The lower in the range this goes, the more the vibrato strays from the tempo; these ranges are meant for being able to modulate the vibrato speed down on a held note.
The upper ranges are for a “frantic”-sounding vibrato.
When implementing at higher tempos, you will most likely want a lower value than 127; vice versa for lower tempos. Season by ear.
Combining subtle changes of this parameter and the vibrato parameter together can result in very organic results.
PITCH BEND TIPS: A Pitch Bend range of 2 is generally recommended, unless you will need a note bend of greater than that.
Where the PB value is located varies per instrument. Many VST instruments do not allow this choice, but all of Ableton’s built-in instruments do. This image highlights where those settings are on Analog, Collision, Electric, Operator, Sampler, and Tension.
Just like with normal pitch bending, always remember to return any automation back to +0 afterwards, or it might get stuck at a non-zero value where it’s not supposed to be later on in the track.
Ideally you will want to map this to a physical control that goes back to center when let go of (like a keyboard’s pitch wheel), if you have one, or you could map a button to return the value to the center.
Since this uses the MIDI CTRL Pitch Bend, it is at 14bit precision and sounds smoother than using the detune clip control.
HINT: hit “delete” while this macro is selected to instantly return it to +0 (or type “0” followed by “enter”).
If you’d like vibrato to come in on every note, but only rise gradually to be on the longer notes, you could use the “Expression Control” device to map “Velocity” to the “Vibrato” macro. Then, open “Velocity” under “input modifier” and set “Smoothing – Up” to 1000ms. Now, vibrato will automatically fade in on held notes — the louder the note, the higher maximum vibrato. You could map the smoothing up amount to a new macro to have an adjustable “vibrato onset” parameter.
Background on Device:
Lately I’ve been programming a lot of guitar parts. I’m in the process of making new versions of many songs I wrote on guitar years ago, and I am making a midi version of each guitar and vocal part as closely to what i have in my memory, written down, and recorded as I can. I plan to then re-record all the guitar following the carefully programmed midi. It may seem redundant to make midi parts when I am going to re-record real instrumentation anyways, but having the midi parts is incredibly useful for several reasons, which I won’t get into right now.
In the process of doing this, I became weary of manually inputting vibrato curves; literally sculpting every individual tiny bend up and down with pitch bend MIDI Ctrl automation. It takes time and care to make vibrato sound natural this way, as each breakpoint must be adjusted individually. While the results can be very unique, it can also be very tedious and exhausting to do.

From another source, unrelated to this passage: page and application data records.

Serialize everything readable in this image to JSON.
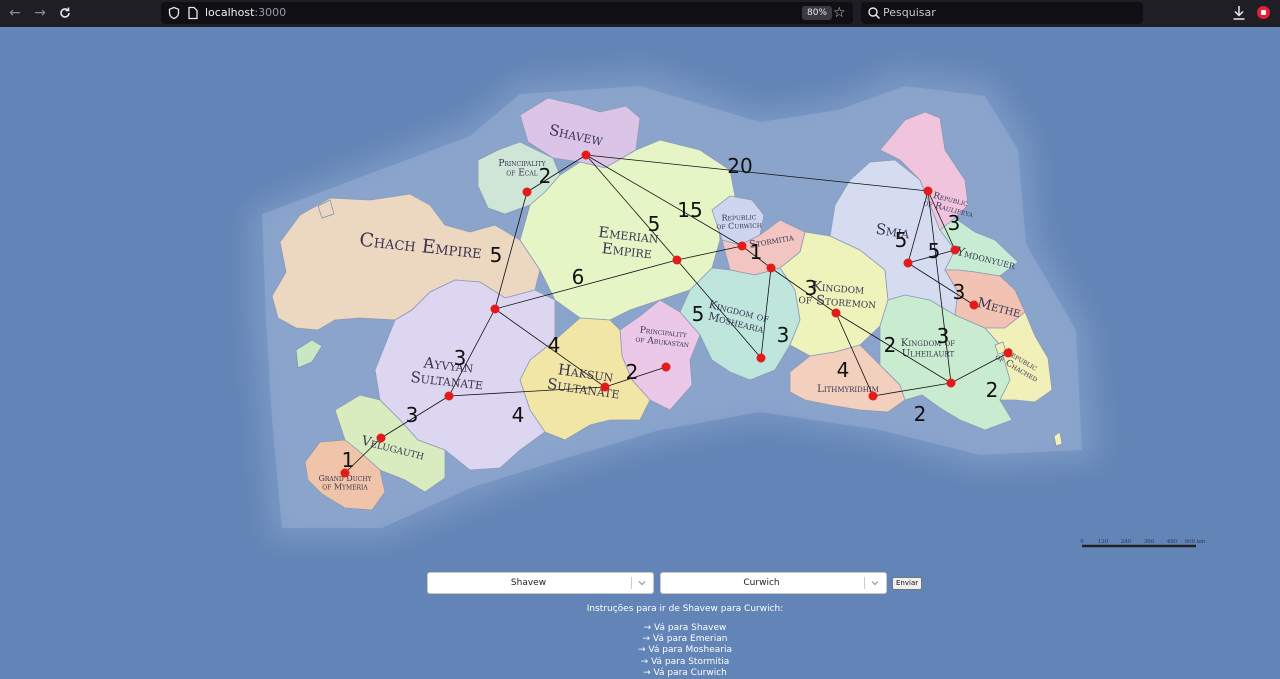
{
  "browser": {
    "host": "localhost",
    "port": ":3000",
    "zoom": "80%",
    "search_placeholder": "Pesquisar"
  },
  "map": {
    "regions": [
      {
        "name": "Shavew",
        "label": "Shavew",
        "color": "#dcc4e6"
      },
      {
        "name": "Principality of Ecal",
        "label_lines": [
          "Principality",
          "of Ecal"
        ],
        "color": "#cfe6d6"
      },
      {
        "name": "Emerian Empire",
        "label_lines": [
          "Emerian",
          "Empire"
        ],
        "color": "#e6f5c6"
      },
      {
        "name": "Chach Empire",
        "label": "Chach Empire",
        "color": "#ecd7c0"
      },
      {
        "name": "Republic of Curwich",
        "label_lines": [
          "Republic",
          "of Curwich"
        ],
        "color": "#cdd6ee"
      },
      {
        "name": "Stormitia",
        "label": "Stormitia",
        "color": "#f2c4c2"
      },
      {
        "name": "Kingdom of Mosheria",
        "label_lines": [
          "Kingdom of",
          "Moshearia"
        ],
        "color": "#bfe6dd"
      },
      {
        "name": "Principality of Abukastan",
        "label_lines": [
          "Principality",
          "of Abukastan"
        ],
        "color": "#ecc8e8"
      },
      {
        "name": "Haksun Sultanate",
        "label_lines": [
          "Haksun",
          "Sultanate"
        ],
        "color": "#f2e6a6"
      },
      {
        "name": "Ayvyan Sultanate",
        "label_lines": [
          "Ayvyan",
          "Sultanate"
        ],
        "color": "#dcd6f0"
      },
      {
        "name": "Velugauth",
        "label": "Velugauth",
        "color": "#d9ecc0"
      },
      {
        "name": "Grand Duchy of Mymeria",
        "label_lines": [
          "Grand Duchy",
          "of Mymeria"
        ],
        "color": "#f0c4a8"
      },
      {
        "name": "Kingdom of Storemon",
        "label_lines": [
          "Kingdom",
          "of Storemon"
        ],
        "color": "#eef2bb"
      },
      {
        "name": "Lithmyridhim",
        "label": "Lithmyridhim",
        "color": "#f2d0bd"
      },
      {
        "name": "Kingdom of Ulheilaurt",
        "label_lines": [
          "Kingdom of",
          "Ulheilaurt"
        ],
        "color": "#c9ecd0"
      },
      {
        "name": "Smia",
        "label": "Smia",
        "color": "#d6dcf0"
      },
      {
        "name": "Republic of Raulifeya",
        "label_lines": [
          "Republic",
          "of Raulifeya"
        ],
        "color": "#f0c4dc"
      },
      {
        "name": "Ymdonyuer",
        "label": "Ymdonyuer",
        "color": "#c6ecd4"
      },
      {
        "name": "Methe",
        "label": "Methe",
        "color": "#f2c2b3"
      },
      {
        "name": "Republic of Chached",
        "label_lines": [
          "Republic",
          "of Chached"
        ],
        "color": "#f0f0b8"
      }
    ],
    "edge_weights": [
      "2",
      "20",
      "15",
      "5",
      "5",
      "6",
      "1",
      "3",
      "3",
      "5",
      "2",
      "4",
      "3",
      "4",
      "3",
      "1",
      "4",
      "2",
      "2",
      "2",
      "3",
      "5",
      "5",
      "3",
      "3"
    ],
    "scale_bar": {
      "ticks": [
        "0",
        "120",
        "240",
        "360",
        "480",
        "600 km"
      ]
    }
  },
  "controls": {
    "origin_value": "Shavew",
    "destination_value": "Curwich",
    "submit_label": "Enviar"
  },
  "instructions": {
    "title": "Instruções para ir de Shavew para Curwich:",
    "steps": [
      "→ Vá para Shavew",
      "→ Vá para Emerian",
      "→ Vá para Moshearia",
      "→ Vá para Stormitia",
      "→ Vá para Curwich"
    ]
  }
}
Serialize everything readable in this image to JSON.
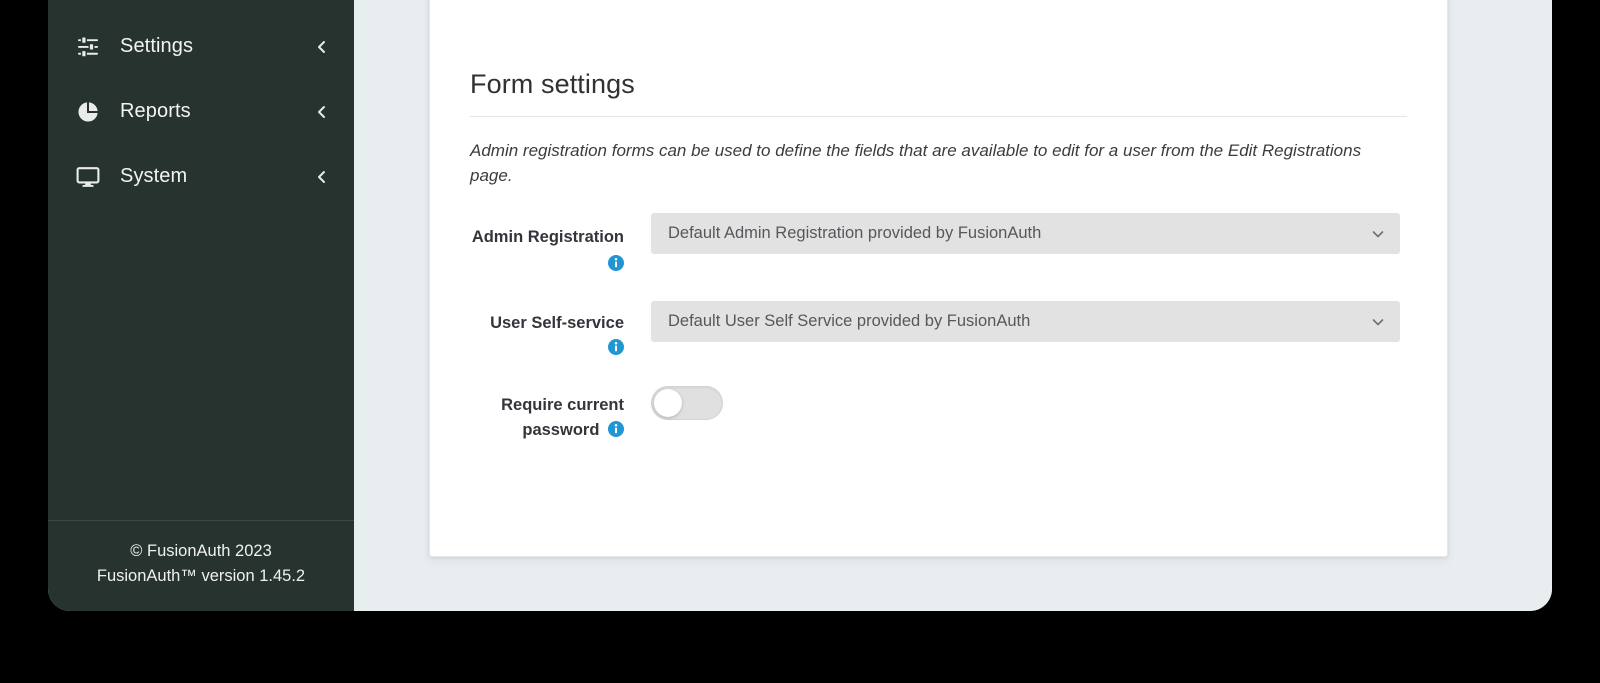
{
  "sidebar": {
    "items": [
      {
        "label": "Settings",
        "icon": "sliders-icon",
        "chevron": "chevron-left-icon"
      },
      {
        "label": "Reports",
        "icon": "pie-chart-icon",
        "chevron": "chevron-left-icon"
      },
      {
        "label": "System",
        "icon": "monitor-icon",
        "chevron": "chevron-left-icon"
      }
    ],
    "footer": {
      "copyright": "© FusionAuth 2023",
      "version": "FusionAuth™ version 1.45.2"
    },
    "background_color": "#26332f"
  },
  "main": {
    "page_title": "Form settings",
    "description": "Admin registration forms can be used to define the fields that are available to edit for a user from the Edit Registrations page.",
    "fields": [
      {
        "label": "Admin Registration",
        "icon": "info-icon",
        "icon_position": "below",
        "control": "select",
        "value": "Default Admin Registration provided by FusionAuth",
        "chevron": "chevron-down-icon"
      },
      {
        "label": "User Self-service",
        "icon": "info-icon",
        "icon_position": "inline",
        "control": "select",
        "value": "Default User Self Service provided by FusionAuth",
        "chevron": "chevron-down-icon"
      },
      {
        "label": "Require current password",
        "icon": "info-icon",
        "icon_position": "inline",
        "control": "toggle",
        "value": "off"
      }
    ]
  },
  "colors": {
    "sidebar_bg": "#26332f",
    "page_bg": "#e8edf0",
    "card_bg": "#ffffff",
    "select_bg": "#e2e2e2",
    "info_blue": "#2196d3",
    "toggle_off": "#e0e0e0",
    "outside_bg": "#000000"
  }
}
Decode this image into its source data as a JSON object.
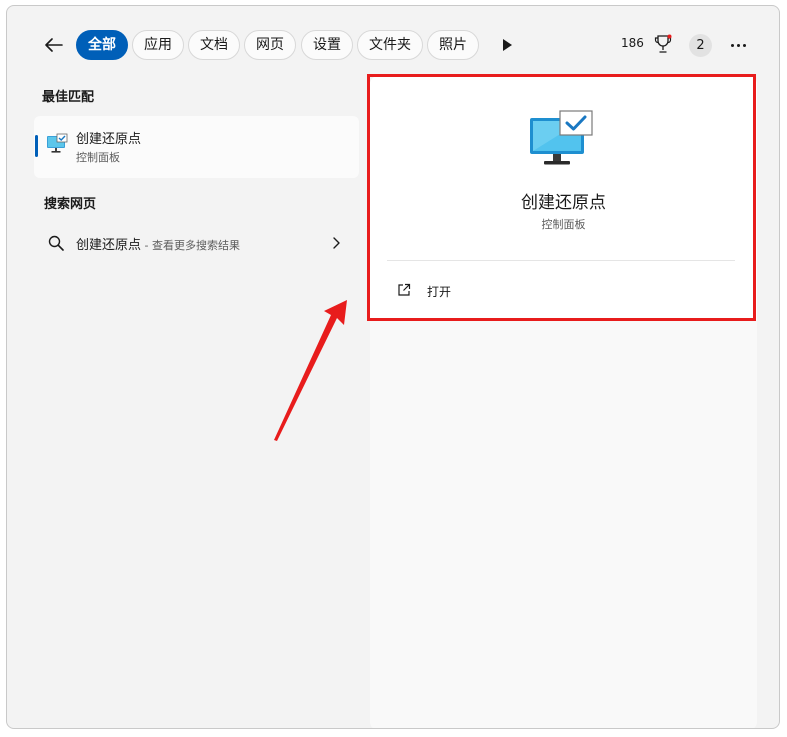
{
  "nav": {
    "tabs": [
      {
        "label": "全部",
        "active": true
      },
      {
        "label": "应用"
      },
      {
        "label": "文档"
      },
      {
        "label": "网页"
      },
      {
        "label": "设置"
      },
      {
        "label": "文件夹"
      },
      {
        "label": "照片"
      }
    ],
    "points": "186",
    "avatar_text": "2"
  },
  "best_match": {
    "section_title": "最佳匹配",
    "item": {
      "title": "创建还原点",
      "subtitle": "控制面板",
      "icon": "system-restore-monitor-icon"
    }
  },
  "web_search": {
    "section_title": "搜索网页",
    "query": "创建还原点",
    "hint": " - 查看更多搜索结果"
  },
  "detail": {
    "title": "创建还原点",
    "subtitle": "控制面板",
    "actions": [
      {
        "label": "打开",
        "icon": "open-external-icon"
      }
    ]
  },
  "colors": {
    "accent": "#005fb8",
    "annotation_red": "#e81c1c"
  }
}
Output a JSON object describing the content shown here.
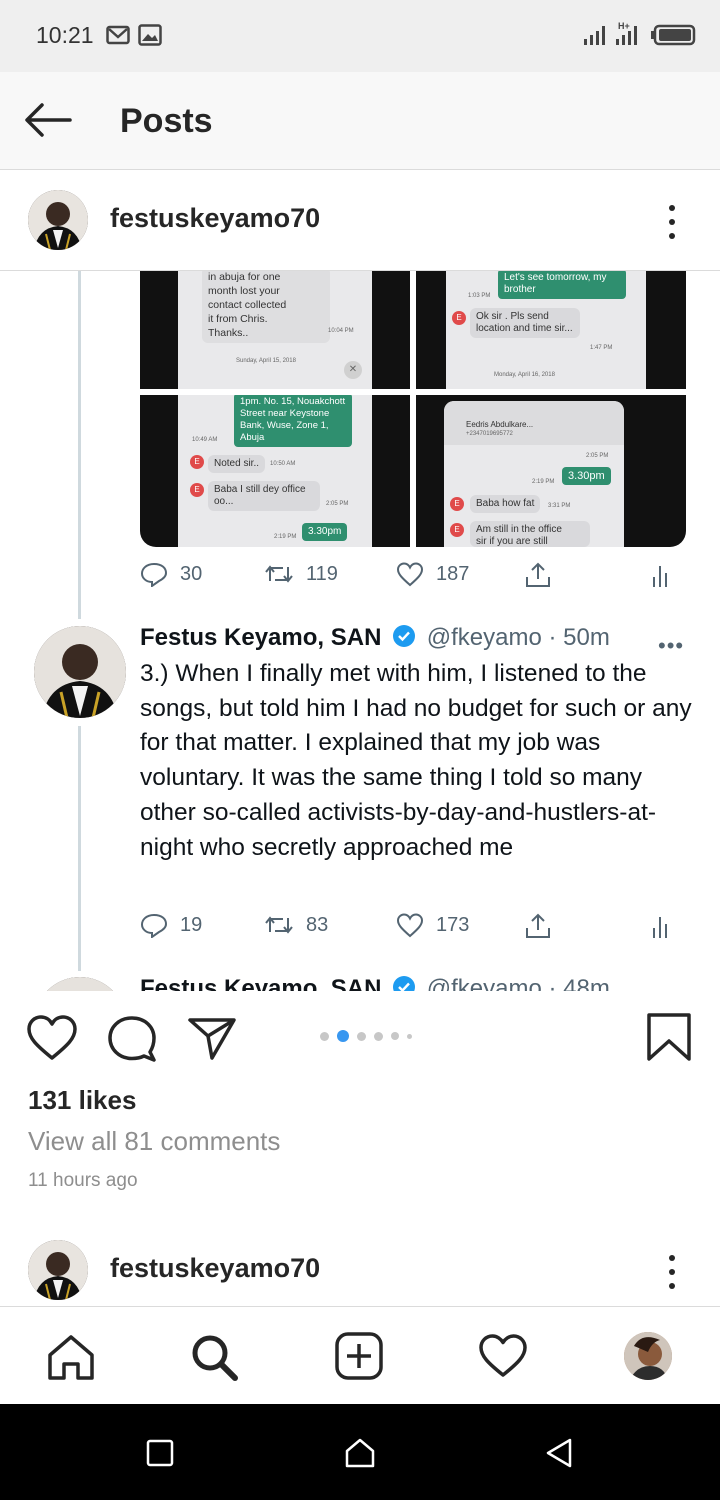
{
  "status_bar": {
    "time": "10:21",
    "icons": [
      "mail-icon",
      "image-icon",
      "signal-icon",
      "signal-h-plus-icon",
      "battery-icon"
    ]
  },
  "app_bar": {
    "title": "Posts",
    "back_icon": "arrow-left-icon"
  },
  "post": {
    "username": "festuskeyamo70",
    "carousel": {
      "total": 6,
      "current": 2
    },
    "screenshots": {
      "top_left": {
        "lines": [
          "in abuja for one",
          "month lost your",
          "contact collected",
          "it from Chris.",
          "Thanks.."
        ],
        "time": "10:04 PM",
        "date": "Sunday, April 15, 2018"
      },
      "top_right": {
        "green_bubble": "Let's see tomorrow, my brother",
        "green_time": "1:03 PM",
        "grey_bubble": "Ok sir . Pls send location and time sir...",
        "grey_time": "1:47 PM",
        "date": "Monday, April 16, 2018"
      },
      "bottom_left": {
        "green_bubble": "1pm. No. 15, Nouakchott Street near Keystone Bank, Wuse, Zone 1, Abuja",
        "green_time": "10:49 AM",
        "msg1": "Noted sir..",
        "msg1_time": "10:50 AM",
        "msg2": "Baba I still dey office oo...",
        "msg2_time": "2:05 PM",
        "green2": "3.30pm",
        "green2_time": "2:19 PM"
      },
      "bottom_right": {
        "contact": "Eedris Abdulkare...",
        "number": "+2347019695772",
        "time_top": "2:05 PM",
        "green": "3.30pm",
        "green_time": "2:19 PM",
        "msg1": "Baba how fat",
        "msg1_time": "3:31 PM",
        "msg2": "Am still in the office",
        "msg2_tail": "sir if you are still"
      }
    },
    "tweet_prev_stats": {
      "replies": "30",
      "retweets": "119",
      "likes": "187"
    },
    "tweet": {
      "name": "Festus Keyamo, SAN",
      "handle": "@fkeyamo",
      "sep": "·",
      "time": "50m",
      "text": "3.) When I finally met with him, I listened to the songs, but told him I had no budget for such or any for that matter. I explained that my job was voluntary. It was the same thing I told so many other so-called activists-by-day-and-hustlers-at-night who secretly approached me",
      "replies": "19",
      "retweets": "83",
      "likes": "173"
    },
    "tweet_next": {
      "name": "Festus Keyamo, SAN",
      "handle": "@fkeyamo",
      "sep": "·",
      "time": "48m"
    },
    "likes_text": "131 likes",
    "comments_text": "View all 81 comments",
    "time_ago": "11 hours ago"
  },
  "next_post": {
    "username": "festuskeyamo70"
  },
  "bottom_nav": [
    "home-icon",
    "search-icon",
    "add-post-icon",
    "activity-heart-icon",
    "profile-avatar"
  ],
  "system_nav": [
    "recent-apps-icon",
    "home-button-icon",
    "back-triangle-icon"
  ],
  "colors": {
    "verified": "#1d9bf0",
    "carousel_active": "#3897f0",
    "whatsapp_green": "#2f8f6f"
  }
}
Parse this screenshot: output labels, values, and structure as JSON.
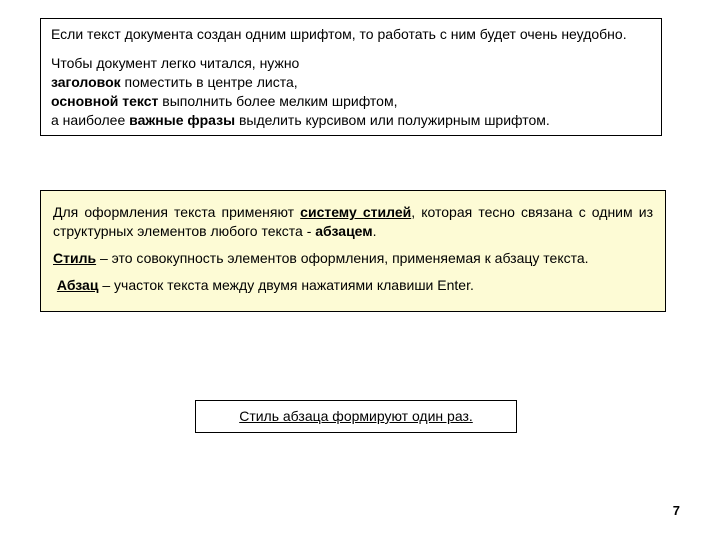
{
  "box1": {
    "p1": "Если текст документа создан одним шрифтом, то работать с ним будет очень неудобно.",
    "p2_line1": "Чтобы документ легко читался, нужно",
    "p2_line2_b": "заголовок",
    "p2_line2_rest": " поместить в центре листа,",
    "p2_line3_b": "основной текст",
    "p2_line3_rest": " выполнить более мелким шрифтом,",
    "p2_line4_a": "а наиболее ",
    "p2_line4_b": "важные фразы",
    "p2_line4_rest": " выделить курсивом или полужирным шрифтом."
  },
  "box2": {
    "p1_a": "Для оформления текста применяют ",
    "p1_b": "систему стилей",
    "p1_c": ", которая тесно связана с одним из структурных элементов любого текста - ",
    "p1_d": "абзацем",
    "p1_e": ".",
    "p2_a": "Стиль",
    "p2_b": " – это совокупность элементов оформления, применяемая к абзацу текста.",
    "p3_a": "Абзац",
    "p3_b": " – участок текста между двумя нажатиями клавиши Enter."
  },
  "box3": {
    "text": "Стиль абзаца формируют один раз."
  },
  "page": "7"
}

I made a midi effect rack combining a couple maxforlive devices that applies vibrato using an LFO, with a macro control. This in and of itself is not so special, but I also mapped the vibrato to have random fluctuation occur which slopes down as the intensity increases (at subtle levels the vibrato is more random; at higher levels it becomes like a straight sine wave, yet always with a slight amount of variation).
This makes the vibrato sound more “human” as it comes in, and allows me to draw more simple automation curves yet with complex, fine-tuned, and most importantly, great-sounding results. It also makes for great usefulness as a live performance tool, as now high-definition vibrato using pitchbend midi ctrl can easily and nicely be applied to any midi instrument, and it can be mapped to any midi controller, which I guarantee I’ll be using when I play synths in the live set.